AMIA Annu Symp Proc. 2003:709-13.
Abstract: 

Videoconferencing between patients and their physicians can increase patients' access to healthcare. Unscheduled videoconferencing can benefit patients with acute medical problems but has not been studied extensively. We conducted a clinical trial of unscheduled, nighttime videoconferencing in a nursing home, where on-call physicians usually provide care by telephone from remote locations. Although most calls for medical problems did not lead to videoconferencing, physicians and nursing-home residents were satisfied with videoconferencing when it did occur, and physicians reported that making medical decisions was easier with videoconferencing. Videoconferencing was most often conducted to assess residents with changes in mental status, abnormal laboratory values, or falls. Physicians often lacked immediate access to videoconferencing equipment when medical problems with residents occurred. This application could benefit from improved access and portability of equipment.

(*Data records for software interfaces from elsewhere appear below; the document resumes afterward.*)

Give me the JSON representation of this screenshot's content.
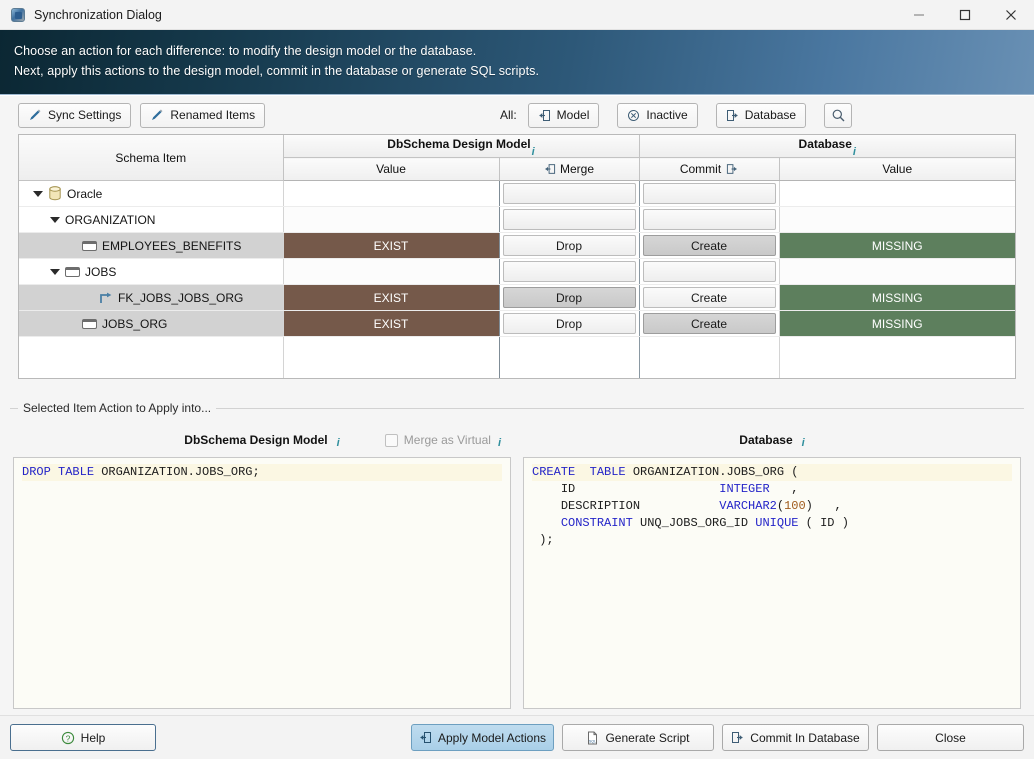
{
  "window": {
    "title": "Synchronization Dialog",
    "icon": "dbschema-cube-icon",
    "controls": {
      "minimize": "—",
      "maximize": "□",
      "close": "✕"
    }
  },
  "banner": {
    "line1": "Choose an action for each difference: to modify the design model or the database.",
    "line2": "Next, apply this actions to the design model, commit in the database or generate SQL scripts."
  },
  "toolbar": {
    "sync_settings": "Sync Settings",
    "renamed_items": "Renamed Items",
    "all_label": "All:",
    "model": "Model",
    "inactive": "Inactive",
    "database": "Database",
    "search_icon": "search-icon"
  },
  "table": {
    "headers": {
      "schema_item": "Schema Item",
      "design_model": "DbSchema Design Model",
      "database": "Database",
      "value_model": "Value",
      "merge": "Merge",
      "commit": "Commit",
      "value_db": "Value"
    },
    "rows": [
      {
        "name": "Oracle",
        "icon": "database-icon",
        "indent": 0,
        "twisty": true,
        "model_value": "",
        "merge": "",
        "commit": "",
        "db_value": "",
        "selected": false,
        "merge_pressed": false,
        "commit_pressed": false,
        "model_state": "none",
        "db_state": "none"
      },
      {
        "name": "ORGANIZATION",
        "icon": "none",
        "indent": 1,
        "twisty": true,
        "model_value": "",
        "merge": "",
        "commit": "",
        "db_value": "",
        "selected": false,
        "merge_pressed": false,
        "commit_pressed": false,
        "model_state": "none",
        "db_state": "none"
      },
      {
        "name": "EMPLOYEES_BENEFITS",
        "icon": "table-icon",
        "indent": 2,
        "twisty": false,
        "model_value": "EXIST",
        "merge": "Drop",
        "commit": "Create",
        "db_value": "MISSING",
        "selected": true,
        "merge_pressed": false,
        "commit_pressed": true,
        "model_state": "exist",
        "db_state": "missing"
      },
      {
        "name": "JOBS",
        "icon": "table-icon",
        "indent": 1,
        "twisty": true,
        "model_value": "",
        "merge": "",
        "commit": "",
        "db_value": "",
        "selected": false,
        "merge_pressed": false,
        "commit_pressed": false,
        "model_state": "none",
        "db_state": "none"
      },
      {
        "name": "FK_JOBS_JOBS_ORG",
        "icon": "foreign-key-icon",
        "indent": 3,
        "twisty": false,
        "model_value": "EXIST",
        "merge": "Drop",
        "commit": "Create",
        "db_value": "MISSING",
        "selected": true,
        "merge_pressed": true,
        "commit_pressed": false,
        "model_state": "exist",
        "db_state": "missing"
      },
      {
        "name": "JOBS_ORG",
        "icon": "table-icon",
        "indent": 2,
        "twisty": false,
        "model_value": "EXIST",
        "merge": "Drop",
        "commit": "Create",
        "db_value": "MISSING",
        "selected": true,
        "merge_pressed": false,
        "commit_pressed": true,
        "model_state": "exist",
        "db_state": "missing"
      }
    ]
  },
  "detail": {
    "group_title": "Selected Item Action to Apply into...",
    "model_pane_title": "DbSchema Design Model",
    "db_pane_title": "Database",
    "merge_as_virtual": "Merge as Virtual",
    "merge_as_virtual_checked": false,
    "model_sql_lines": [
      "DROP TABLE ORGANIZATION.JOBS_ORG;"
    ],
    "db_sql_lines": [
      "CREATE  TABLE ORGANIZATION.JOBS_ORG (",
      "    ID                    INTEGER   ,",
      "    DESCRIPTION           VARCHAR2(100)   ,",
      "    CONSTRAINT UNQ_JOBS_ORG_ID UNIQUE ( ID )",
      " );"
    ]
  },
  "footer": {
    "help": "Help",
    "apply": "Apply Model Actions",
    "generate": "Generate Script",
    "commit": "Commit In Database",
    "close": "Close"
  },
  "colors": {
    "exist_bg": "#75594a",
    "missing_bg": "#5d7f5d",
    "selected_row": "#d2d2d2",
    "accent_blue": "#a9cfe8",
    "info_teal": "#2f8f9d"
  }
}
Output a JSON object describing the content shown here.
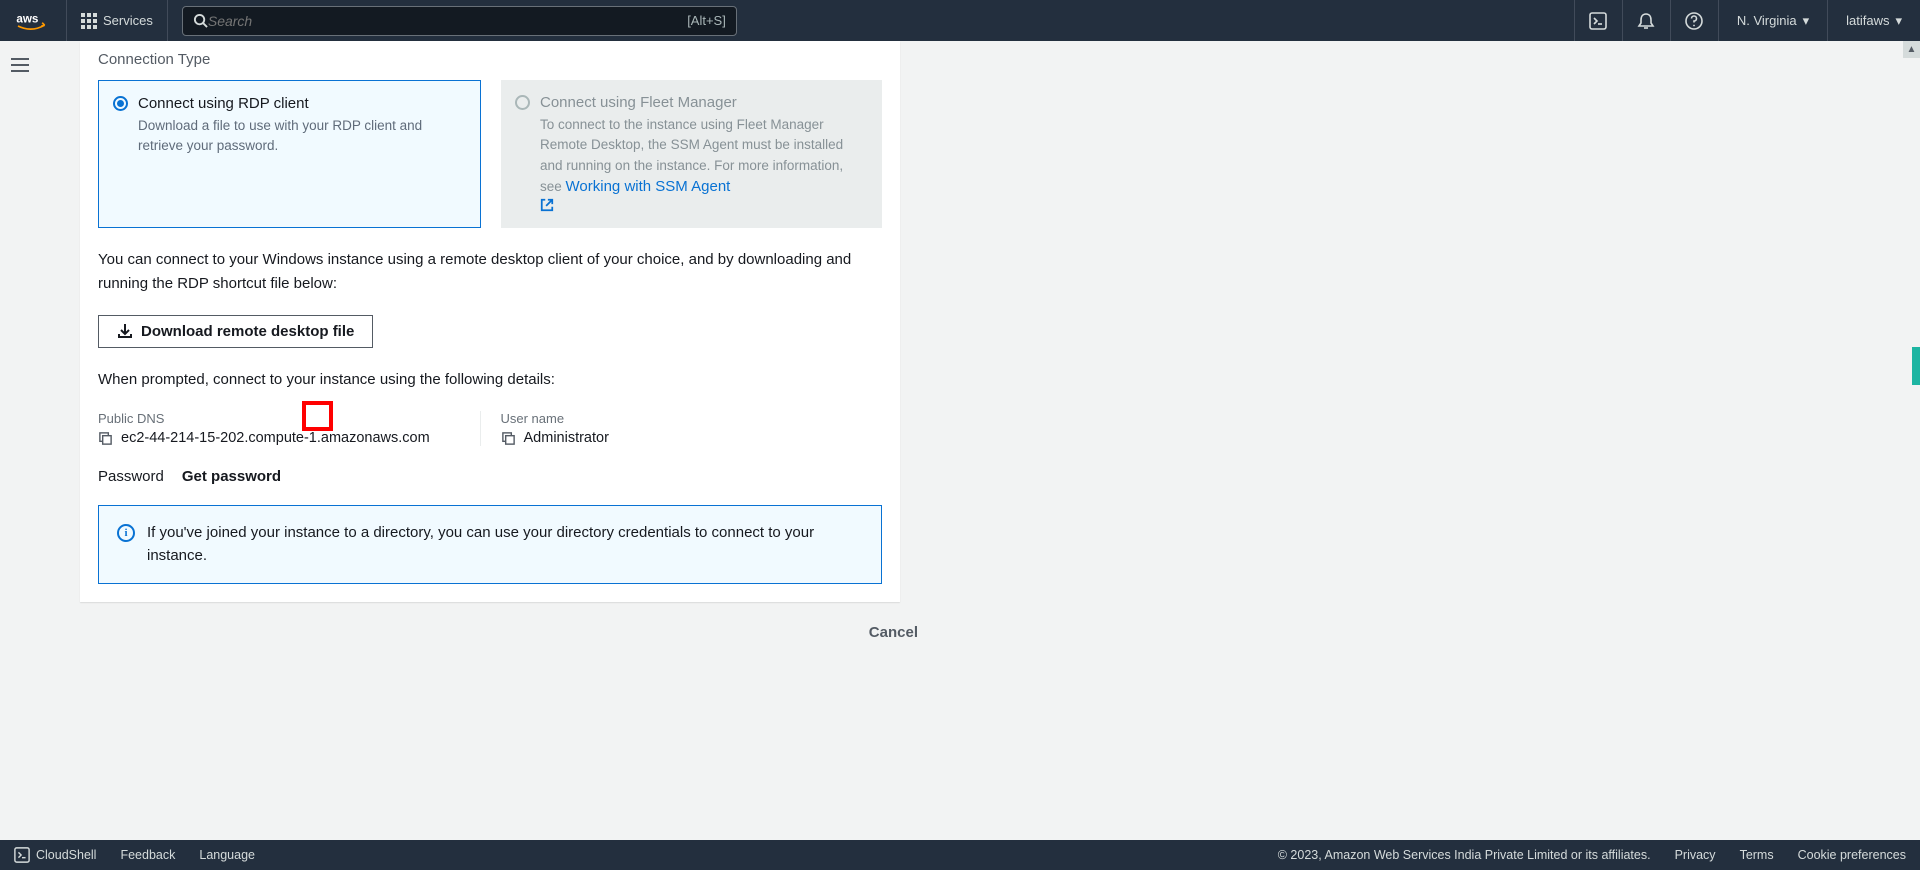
{
  "nav": {
    "services": "Services",
    "search_placeholder": "Search",
    "search_kbd": "[Alt+S]",
    "region": "N. Virginia",
    "account": "latifaws"
  },
  "main": {
    "section_title": "Connection Type",
    "opt1_title": "Connect using RDP client",
    "opt1_desc": "Download a file to use with your RDP client and retrieve your password.",
    "opt2_title": "Connect using Fleet Manager",
    "opt2_desc_a": "To connect to the instance using Fleet Manager Remote Desktop, the SSM Agent must be installed and running on the instance. For more information, see ",
    "opt2_link": "Working with SSM Agent",
    "instr": "You can connect to your Windows instance using a remote desktop client of your choice, and by downloading and running the RDP shortcut file below:",
    "download_btn": "Download remote desktop file",
    "prompt_text": "When prompted, connect to your instance using the following details:",
    "dns_label": "Public DNS",
    "dns_value": "ec2-44-214-15-202.compute-1.amazonaws.com",
    "user_label": "User name",
    "user_value": "Administrator",
    "pw_label": "Password",
    "pw_action": "Get password",
    "info_text": "If you've joined your instance to a directory, you can use your directory credentials to connect to your instance.",
    "cancel": "Cancel"
  },
  "footer": {
    "cloudshell": "CloudShell",
    "feedback": "Feedback",
    "language": "Language",
    "copyright": "© 2023, Amazon Web Services India Private Limited or its affiliates.",
    "privacy": "Privacy",
    "terms": "Terms",
    "cookies": "Cookie preferences"
  }
}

Weiner M, Schadow G, Lindbergh D, Warvel J, Abernathy G, Perkins SM, Fyffe J, Dexter PR, McDonald CJ. Clinicians' and patients' experiences and satisfaction with unscheduled, nighttime, Internet-based video conferencing for assessing acute medical problems in a nursing facility. AMIA Annu Symp Proc. 2003:709-13.